it worked out lol
The first half of this year was very stressful for me due to my US visa situation coming to a close.
As I've mentioned before, I came to the US in 2014 under an F-1 student visa, which eventually got extended to a STEM OPT visa up until May 22nd of 2021. The months leading up to my visa's expiration date were incredible stressful as my studio and I scrambled to find solutions in case the 2021 H-1B lottery didn't work out for me (more on that later).
My past experiences turned me into a very pessimistic (albeit realistic) person when it comes to immigration. It's funny because while I was on a visa, I also had a highly valued skillset due to being a tech artist. So it's always been a mix of companies really wanting to hire me but also not really lol
When you're in this situation, recruiters will tell you whatever you want to hear in order to get you onboard. One time, a recruiter mentioned a full-time conversion if I accepted a contract and the visa would somehow be resolved; after a few months, whenever I asked management about the conversion there was never a straight answer. They'd tell me to wait a little longer or whatever.
I've been scouted on LinkedIn multiple times with an opportunity only to be turned away or ghosted at the mention of my visa. More recently, a recruiter got on the phone with me, reassured me multiple times that the visa would not be an issue for the AAA company in question, said that I'd be a fantastic candidate for the position, then ghosted me right afterwards. I was pretty dead inside, people.
Needless to say, when the time came to talk about my visa once again, I was preparing myself for the absolute worst. And for a long time, it seemed like that would be the most likely outcome: I'd have to give up the North American games industry to go back to Brazil and do...something??? I guess??? Not to say there isn't a games industry in Brazil, but having to go back after working so hard to build my life here just felt very demoralizing. I was so done with this shit, I considered a change of career many times! Ohhh...how much easier would it be to just retreat to the countryside of Brazil next to my parents and spend my days raising chickens and baking bread...

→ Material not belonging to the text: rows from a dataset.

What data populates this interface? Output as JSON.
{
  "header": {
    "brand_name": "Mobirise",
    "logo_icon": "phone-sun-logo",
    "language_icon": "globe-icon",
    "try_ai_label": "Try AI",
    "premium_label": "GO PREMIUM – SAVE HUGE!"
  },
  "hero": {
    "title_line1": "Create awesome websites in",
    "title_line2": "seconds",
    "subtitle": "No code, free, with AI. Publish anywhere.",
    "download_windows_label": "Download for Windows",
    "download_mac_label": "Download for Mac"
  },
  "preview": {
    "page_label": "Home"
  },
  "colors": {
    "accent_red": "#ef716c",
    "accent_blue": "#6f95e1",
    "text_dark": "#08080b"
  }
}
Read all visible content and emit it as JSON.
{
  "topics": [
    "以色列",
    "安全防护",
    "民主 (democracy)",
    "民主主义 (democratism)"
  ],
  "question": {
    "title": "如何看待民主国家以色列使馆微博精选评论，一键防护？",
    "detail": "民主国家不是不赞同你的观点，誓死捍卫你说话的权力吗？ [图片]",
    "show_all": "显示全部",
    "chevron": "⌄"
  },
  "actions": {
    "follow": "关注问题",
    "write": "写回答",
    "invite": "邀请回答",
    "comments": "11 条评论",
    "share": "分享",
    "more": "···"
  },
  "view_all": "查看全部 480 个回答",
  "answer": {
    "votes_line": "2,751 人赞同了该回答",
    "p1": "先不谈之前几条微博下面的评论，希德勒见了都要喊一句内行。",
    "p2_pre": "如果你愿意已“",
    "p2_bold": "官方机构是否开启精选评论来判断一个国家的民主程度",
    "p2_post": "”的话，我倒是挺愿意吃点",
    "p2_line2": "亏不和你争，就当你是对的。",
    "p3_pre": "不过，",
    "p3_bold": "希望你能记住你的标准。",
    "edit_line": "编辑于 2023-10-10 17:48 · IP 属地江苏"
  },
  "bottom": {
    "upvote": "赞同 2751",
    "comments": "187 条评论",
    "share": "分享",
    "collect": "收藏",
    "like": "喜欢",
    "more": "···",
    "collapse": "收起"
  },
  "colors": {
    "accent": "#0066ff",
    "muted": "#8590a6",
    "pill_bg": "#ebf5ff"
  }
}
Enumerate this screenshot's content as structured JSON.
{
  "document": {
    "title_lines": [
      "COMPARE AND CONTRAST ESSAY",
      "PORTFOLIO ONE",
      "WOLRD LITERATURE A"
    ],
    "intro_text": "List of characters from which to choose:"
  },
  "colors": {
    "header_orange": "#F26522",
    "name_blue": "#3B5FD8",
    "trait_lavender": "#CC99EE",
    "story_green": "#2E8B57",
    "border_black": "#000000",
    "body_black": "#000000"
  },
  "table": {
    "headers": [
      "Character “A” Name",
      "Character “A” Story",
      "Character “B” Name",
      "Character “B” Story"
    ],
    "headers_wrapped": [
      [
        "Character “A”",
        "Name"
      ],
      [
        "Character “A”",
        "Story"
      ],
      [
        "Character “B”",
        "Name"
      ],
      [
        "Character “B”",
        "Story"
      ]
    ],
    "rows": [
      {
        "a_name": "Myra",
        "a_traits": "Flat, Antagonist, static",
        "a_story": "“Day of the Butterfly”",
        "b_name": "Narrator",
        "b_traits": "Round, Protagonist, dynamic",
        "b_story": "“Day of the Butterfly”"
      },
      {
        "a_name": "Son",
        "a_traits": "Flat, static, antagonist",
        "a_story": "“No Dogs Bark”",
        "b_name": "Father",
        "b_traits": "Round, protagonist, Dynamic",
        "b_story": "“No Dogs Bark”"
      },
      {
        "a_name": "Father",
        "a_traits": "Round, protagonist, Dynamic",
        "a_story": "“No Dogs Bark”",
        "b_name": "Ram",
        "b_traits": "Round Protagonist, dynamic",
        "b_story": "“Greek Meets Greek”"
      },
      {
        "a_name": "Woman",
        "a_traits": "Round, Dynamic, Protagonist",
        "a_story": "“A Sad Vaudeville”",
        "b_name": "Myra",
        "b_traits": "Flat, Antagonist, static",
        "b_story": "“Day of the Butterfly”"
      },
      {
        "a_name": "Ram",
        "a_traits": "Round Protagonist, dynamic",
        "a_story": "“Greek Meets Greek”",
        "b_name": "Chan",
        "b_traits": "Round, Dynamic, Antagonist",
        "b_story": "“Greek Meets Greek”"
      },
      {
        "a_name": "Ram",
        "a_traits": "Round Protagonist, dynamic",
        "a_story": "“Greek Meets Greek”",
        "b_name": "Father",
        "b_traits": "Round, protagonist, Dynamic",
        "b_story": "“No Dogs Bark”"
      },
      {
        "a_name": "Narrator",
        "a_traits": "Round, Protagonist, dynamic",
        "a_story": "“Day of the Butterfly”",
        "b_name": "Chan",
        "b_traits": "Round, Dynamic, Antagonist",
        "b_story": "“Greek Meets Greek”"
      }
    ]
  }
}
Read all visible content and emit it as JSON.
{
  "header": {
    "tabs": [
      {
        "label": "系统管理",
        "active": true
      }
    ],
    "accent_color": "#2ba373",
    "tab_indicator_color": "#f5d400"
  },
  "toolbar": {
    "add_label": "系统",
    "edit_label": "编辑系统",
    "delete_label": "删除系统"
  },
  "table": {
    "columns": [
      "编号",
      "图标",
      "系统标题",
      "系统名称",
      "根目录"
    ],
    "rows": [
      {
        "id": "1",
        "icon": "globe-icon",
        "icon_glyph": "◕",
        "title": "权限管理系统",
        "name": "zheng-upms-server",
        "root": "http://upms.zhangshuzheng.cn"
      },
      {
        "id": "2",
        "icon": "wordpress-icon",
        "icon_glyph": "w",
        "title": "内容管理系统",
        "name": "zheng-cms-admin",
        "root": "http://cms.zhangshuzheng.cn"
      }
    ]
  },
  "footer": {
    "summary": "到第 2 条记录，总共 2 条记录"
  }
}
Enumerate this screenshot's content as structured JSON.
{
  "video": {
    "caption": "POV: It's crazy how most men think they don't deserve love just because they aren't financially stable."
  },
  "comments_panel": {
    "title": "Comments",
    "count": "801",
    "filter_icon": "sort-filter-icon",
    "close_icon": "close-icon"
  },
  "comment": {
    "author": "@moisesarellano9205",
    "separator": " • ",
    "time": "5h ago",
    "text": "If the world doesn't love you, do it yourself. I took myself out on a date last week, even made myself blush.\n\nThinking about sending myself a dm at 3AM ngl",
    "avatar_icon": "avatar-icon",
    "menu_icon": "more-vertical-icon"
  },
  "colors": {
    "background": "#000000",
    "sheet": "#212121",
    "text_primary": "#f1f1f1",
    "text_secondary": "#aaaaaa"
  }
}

The reason things seemed particularly grim was the H-1B lottery. If you're not familiar with the H-1B lottery, there are about 65,000 US worker visas to be raffled to 200,000+ applicants. That means there is about a 30% chance of being selected. If you have a Master's your chances are higher, but I don't have one yet.
So I had a 30% chance of everything working out and a 70% chance of things not working out. Now, I'm no mathematician, but these odds don't seem very good... Specially because for the longest time, we had no backup plan in case I wasn't selected.
Regardless, I always tried to keep everything as positive as possible, even if I knew it would be emotionally turbulent. I tried to keep my head up, and come up with a plan for all the possible scenarios. This is a diagram I made in the beginning of this year, when everything seemed very bad:
(Quick note on the Italian thing: I might be getting an Italian citizenship soon, and since the US has a visa agreement with Italy, it sounded like I'd have more possibilities then. That's what the immigration lawyer told me anyway)
(Another quick side note: I also started looking into the O-1 visa a while after making this)
I don't know if the universe has a sick sense of humor or what, but in the past 7 years that I lived in the US, any time I thought the visa situation was going to get resolved by whatever company employing me at the time, I'd get punched in the face with very depressing news. So it's pretty hysterical that the one time I was prepared to receive awful news, everything...ended up fine???
And it wasn't anything magical....I have an incredible team and managers who moved mountains to advocate for me. Thanks to them, we came up with a plan that allowed me to stay employed at the studio while working from Canada remotely.
Anyways I'm fine now LOL